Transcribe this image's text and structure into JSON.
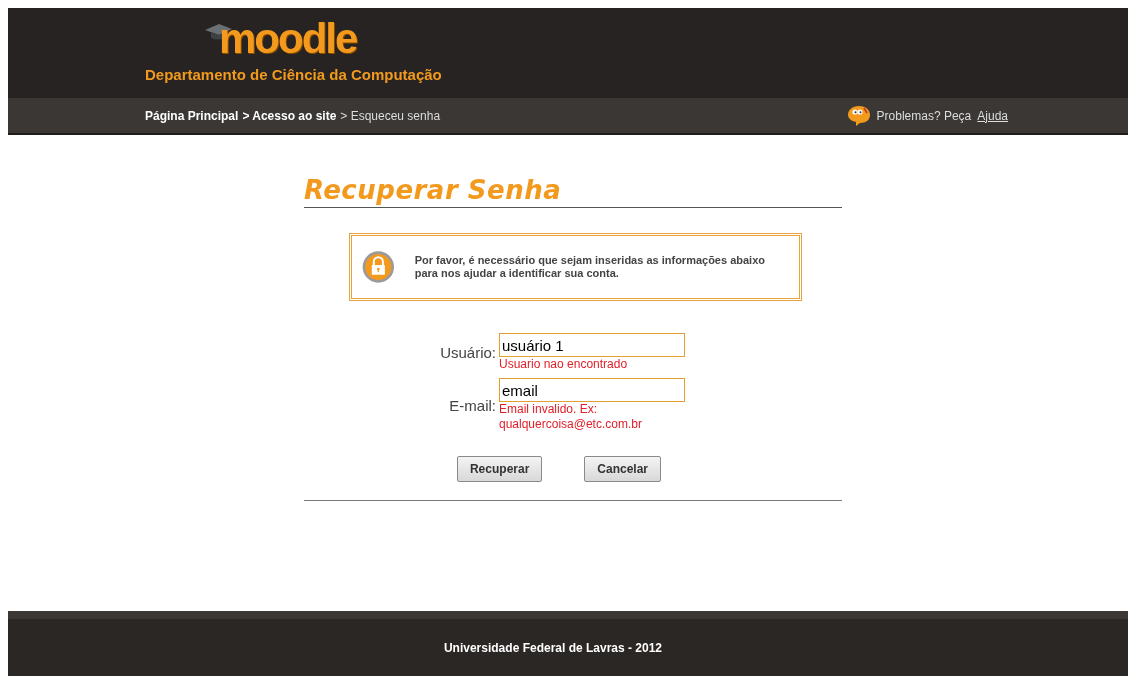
{
  "header": {
    "logo": "moodle",
    "department": "Departamento de Ciência da Computação"
  },
  "breadcrumb": [
    {
      "label": "Página Principal",
      "kind": "link"
    },
    {
      "label": "> Acesso ao site",
      "kind": "link"
    },
    {
      "label": "> Esqueceu senha",
      "kind": "current"
    }
  ],
  "help": {
    "text": "Problemas? Peça",
    "link": "Ajuda"
  },
  "title": "Recuperar Senha",
  "notice": "Por favor, é necessário que sejam inseridas as informações abaixo para nos ajudar a identificar sua conta.",
  "fields": [
    {
      "label": "Usuário:",
      "value": "usuário 1",
      "error": "Usuario nao encontrado"
    },
    {
      "label": "E-mail:",
      "value": "email",
      "error": "Email invalido. Ex: qualquercoisa@etc.com.br"
    }
  ],
  "buttons": [
    "Recuperar",
    "Cancelar"
  ],
  "footer": "Universidade Federal de Lavras - 2012"
}
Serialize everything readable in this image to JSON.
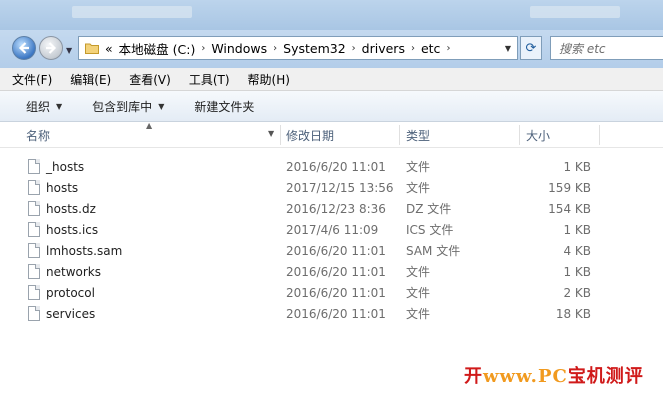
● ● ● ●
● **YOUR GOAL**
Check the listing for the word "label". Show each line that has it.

● **RESPONSE AREA**
      "label": "Página Principal",
      "label": "> Acesso ao site",
      "label": "> Esqueceu senha",
      "label": "Usuário:",
      "label": "E-mail:",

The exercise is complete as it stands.